So why is the criticism so vocal this time? For one thing, the slant was more than before, possibly because the PAP was under the strongest challenge in 20 years. But the main reason could be the changing electorate, younger Singaporeans who see a fair media as crucial for democracy, concepts not always shared by the government. This has driven many people to hear for themselves what the opposition parties had to say, adding to the huge rallies.
“I have to go because the press is unlikely to report very much of it,” an undergraduate explained. Many were also compelled to rely on the internet. This has been described as Singapore’s first internet election. “It gave people who didn’t attend the rallies information they didn’t have in past elections. “The PAP move to control the internet just before the elections failed completely because it was ignored,” an observer said.

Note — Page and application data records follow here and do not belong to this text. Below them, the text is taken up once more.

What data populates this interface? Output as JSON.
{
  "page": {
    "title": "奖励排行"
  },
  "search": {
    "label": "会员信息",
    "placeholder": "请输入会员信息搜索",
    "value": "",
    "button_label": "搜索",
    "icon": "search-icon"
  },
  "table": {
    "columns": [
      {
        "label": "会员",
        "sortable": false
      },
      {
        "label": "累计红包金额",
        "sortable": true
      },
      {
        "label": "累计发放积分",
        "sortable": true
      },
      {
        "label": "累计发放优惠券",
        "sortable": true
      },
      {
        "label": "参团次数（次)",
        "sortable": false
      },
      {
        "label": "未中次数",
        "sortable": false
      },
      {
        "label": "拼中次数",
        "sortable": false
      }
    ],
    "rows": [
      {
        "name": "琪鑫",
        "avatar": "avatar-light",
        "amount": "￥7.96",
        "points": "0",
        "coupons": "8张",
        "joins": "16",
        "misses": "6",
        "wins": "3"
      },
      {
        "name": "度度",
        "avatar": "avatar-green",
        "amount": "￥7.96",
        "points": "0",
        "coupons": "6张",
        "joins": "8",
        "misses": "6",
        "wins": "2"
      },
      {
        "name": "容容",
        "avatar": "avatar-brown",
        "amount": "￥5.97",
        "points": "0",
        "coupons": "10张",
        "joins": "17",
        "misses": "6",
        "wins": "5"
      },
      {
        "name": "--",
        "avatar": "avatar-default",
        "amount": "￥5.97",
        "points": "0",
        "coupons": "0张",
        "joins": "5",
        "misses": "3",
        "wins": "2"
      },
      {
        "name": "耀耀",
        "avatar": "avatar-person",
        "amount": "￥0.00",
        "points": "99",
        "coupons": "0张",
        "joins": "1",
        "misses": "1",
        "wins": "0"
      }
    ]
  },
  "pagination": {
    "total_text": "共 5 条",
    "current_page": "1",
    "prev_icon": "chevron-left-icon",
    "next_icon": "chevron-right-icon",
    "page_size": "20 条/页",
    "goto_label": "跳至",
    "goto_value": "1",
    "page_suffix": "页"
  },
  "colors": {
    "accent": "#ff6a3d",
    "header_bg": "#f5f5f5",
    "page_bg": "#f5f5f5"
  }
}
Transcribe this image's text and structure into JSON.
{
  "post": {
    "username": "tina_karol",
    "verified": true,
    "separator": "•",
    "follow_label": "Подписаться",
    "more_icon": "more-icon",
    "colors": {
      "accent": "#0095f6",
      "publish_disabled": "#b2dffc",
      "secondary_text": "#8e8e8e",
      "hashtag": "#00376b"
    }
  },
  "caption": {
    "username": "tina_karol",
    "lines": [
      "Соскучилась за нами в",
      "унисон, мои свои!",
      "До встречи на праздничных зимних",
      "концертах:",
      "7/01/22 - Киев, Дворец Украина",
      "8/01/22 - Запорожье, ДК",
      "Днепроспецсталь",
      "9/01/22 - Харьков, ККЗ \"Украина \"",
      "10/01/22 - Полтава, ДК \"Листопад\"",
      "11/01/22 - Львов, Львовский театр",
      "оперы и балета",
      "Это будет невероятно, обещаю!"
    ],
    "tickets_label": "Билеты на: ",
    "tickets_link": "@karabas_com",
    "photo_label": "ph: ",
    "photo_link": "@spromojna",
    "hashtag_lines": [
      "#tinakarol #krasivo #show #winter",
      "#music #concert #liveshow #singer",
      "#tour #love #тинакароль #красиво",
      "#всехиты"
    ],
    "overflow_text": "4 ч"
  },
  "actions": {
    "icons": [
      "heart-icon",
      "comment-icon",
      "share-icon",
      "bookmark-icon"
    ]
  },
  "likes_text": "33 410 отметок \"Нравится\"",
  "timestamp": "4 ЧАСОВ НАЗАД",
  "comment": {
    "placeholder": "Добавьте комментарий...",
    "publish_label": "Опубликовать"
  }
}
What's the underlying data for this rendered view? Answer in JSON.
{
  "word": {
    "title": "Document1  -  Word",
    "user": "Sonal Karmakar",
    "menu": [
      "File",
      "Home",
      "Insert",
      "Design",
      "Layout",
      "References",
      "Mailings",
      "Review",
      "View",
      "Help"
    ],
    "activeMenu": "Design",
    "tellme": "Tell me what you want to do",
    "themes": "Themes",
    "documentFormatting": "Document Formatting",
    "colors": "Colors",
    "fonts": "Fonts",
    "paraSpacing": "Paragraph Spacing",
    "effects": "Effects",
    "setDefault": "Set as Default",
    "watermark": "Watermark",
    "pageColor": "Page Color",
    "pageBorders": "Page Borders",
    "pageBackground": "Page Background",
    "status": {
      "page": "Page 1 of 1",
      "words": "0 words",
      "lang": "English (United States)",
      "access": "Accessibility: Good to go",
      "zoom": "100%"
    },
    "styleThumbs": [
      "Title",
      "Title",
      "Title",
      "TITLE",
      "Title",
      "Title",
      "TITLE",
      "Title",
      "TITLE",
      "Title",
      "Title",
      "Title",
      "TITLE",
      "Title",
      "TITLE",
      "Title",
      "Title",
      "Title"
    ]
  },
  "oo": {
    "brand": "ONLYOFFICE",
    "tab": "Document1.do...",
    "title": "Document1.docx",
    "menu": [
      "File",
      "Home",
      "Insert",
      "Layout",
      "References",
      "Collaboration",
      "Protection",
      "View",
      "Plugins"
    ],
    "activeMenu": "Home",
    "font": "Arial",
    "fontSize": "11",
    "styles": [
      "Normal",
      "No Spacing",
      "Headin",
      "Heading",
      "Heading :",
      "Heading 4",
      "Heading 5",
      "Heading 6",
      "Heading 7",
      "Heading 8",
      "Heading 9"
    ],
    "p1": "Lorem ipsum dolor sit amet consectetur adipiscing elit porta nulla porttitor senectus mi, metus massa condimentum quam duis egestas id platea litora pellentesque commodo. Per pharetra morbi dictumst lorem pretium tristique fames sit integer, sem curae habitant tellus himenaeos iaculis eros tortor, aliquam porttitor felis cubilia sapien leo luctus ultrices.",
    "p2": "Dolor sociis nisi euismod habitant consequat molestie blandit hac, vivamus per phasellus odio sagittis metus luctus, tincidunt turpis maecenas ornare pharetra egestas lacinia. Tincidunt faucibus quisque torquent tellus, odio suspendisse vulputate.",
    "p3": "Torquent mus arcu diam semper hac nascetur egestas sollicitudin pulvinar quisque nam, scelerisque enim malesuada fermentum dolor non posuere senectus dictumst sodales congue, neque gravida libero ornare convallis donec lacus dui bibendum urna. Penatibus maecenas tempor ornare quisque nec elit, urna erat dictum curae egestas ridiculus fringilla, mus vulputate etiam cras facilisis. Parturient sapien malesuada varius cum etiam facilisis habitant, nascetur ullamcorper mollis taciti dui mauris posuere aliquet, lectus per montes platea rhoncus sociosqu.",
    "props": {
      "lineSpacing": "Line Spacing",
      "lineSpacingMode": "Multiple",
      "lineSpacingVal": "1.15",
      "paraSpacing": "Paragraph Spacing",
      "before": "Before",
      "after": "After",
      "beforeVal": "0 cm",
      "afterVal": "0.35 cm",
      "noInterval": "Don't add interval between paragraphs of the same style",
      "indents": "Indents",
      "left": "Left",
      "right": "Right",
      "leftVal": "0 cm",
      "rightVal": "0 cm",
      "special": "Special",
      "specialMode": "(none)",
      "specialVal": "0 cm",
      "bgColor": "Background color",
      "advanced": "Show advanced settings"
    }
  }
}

About 40% of voters were born after 1965, the year of independence, the vast majority being web-connected. What The Straits Times and CNA did not provide, the internet did – citizens’ reports, videos and photographs of rallies were widely available despite a ban on political weblogs. Pictures of huge opposition rallies, which were published in Malaysia, never saw the light of day in Singapore’s official media outside the websites. Two of the websites were started recently just to accommodate photos and videos of rallies. Most of Singapore’s dozen or so online forums and the political blogs reported a substantial increase in visitors. In global search engines, the subject “Singapore election” was among the top entries.
The press itself became an issue when voters were discussing fair governance and political level-playing fields. It was accused of playing up the government and putting down the opposition. Years of control have affected Singapore’s image abroad. A survey by Reporters Without Borders last year ranked the state 140 out of 167 countries in terms of press freedom – worse than Russia or Afghanistan. The government has dismissed it as not important.
Some citizens appealed to the journalists and editors to make a conscious effort to strive for world-class professionalism. “For those of you who still have a moral conscience, I suggest that you quit and join a foreign publication ... to report on Singapore,” one letter said. Others called for a boycott of the media. “I have cancelled my subscriptions and will resume buying only if the newspapers regain their freedom,” one web letter said.
The feared backlash by voters may have had some impact – temporarily. Before the nine-day campaign ended, there was better coverage of opposition speeches. “Tonight’s Channel 8 news was more favourable towards the opposition. I heard some reporters had complained and threatened to quit. The same thing is happening in the newspapers,” a viewer observed. A reader blogged, “I bought the Lianhe Wanbao (Chinese newspaper) today; the report was fair with a lot of what the opposition had said at the rallies. They are doing a good job.”
A media insider has appealed for understanding and patience because there is a rising awareness among young journalists about the need for change. “They are the people best capable to push for it when the time is ripe,” he said. Prime Minister Lee Hsien Loong has promised further opening up of the society. In 20 years, he said, Singapore would be a totally different place.
Judging by the tone of many post-65’ers, it could well be sooner.
Note: Seah Chiang Nee is a veteran journalist and editor of the information website littlespeck.com
9 May 2006
From The National, a newspaper from Papua New Guinea:
Posted by akikonomu at 5/09/2006 10:33:00 am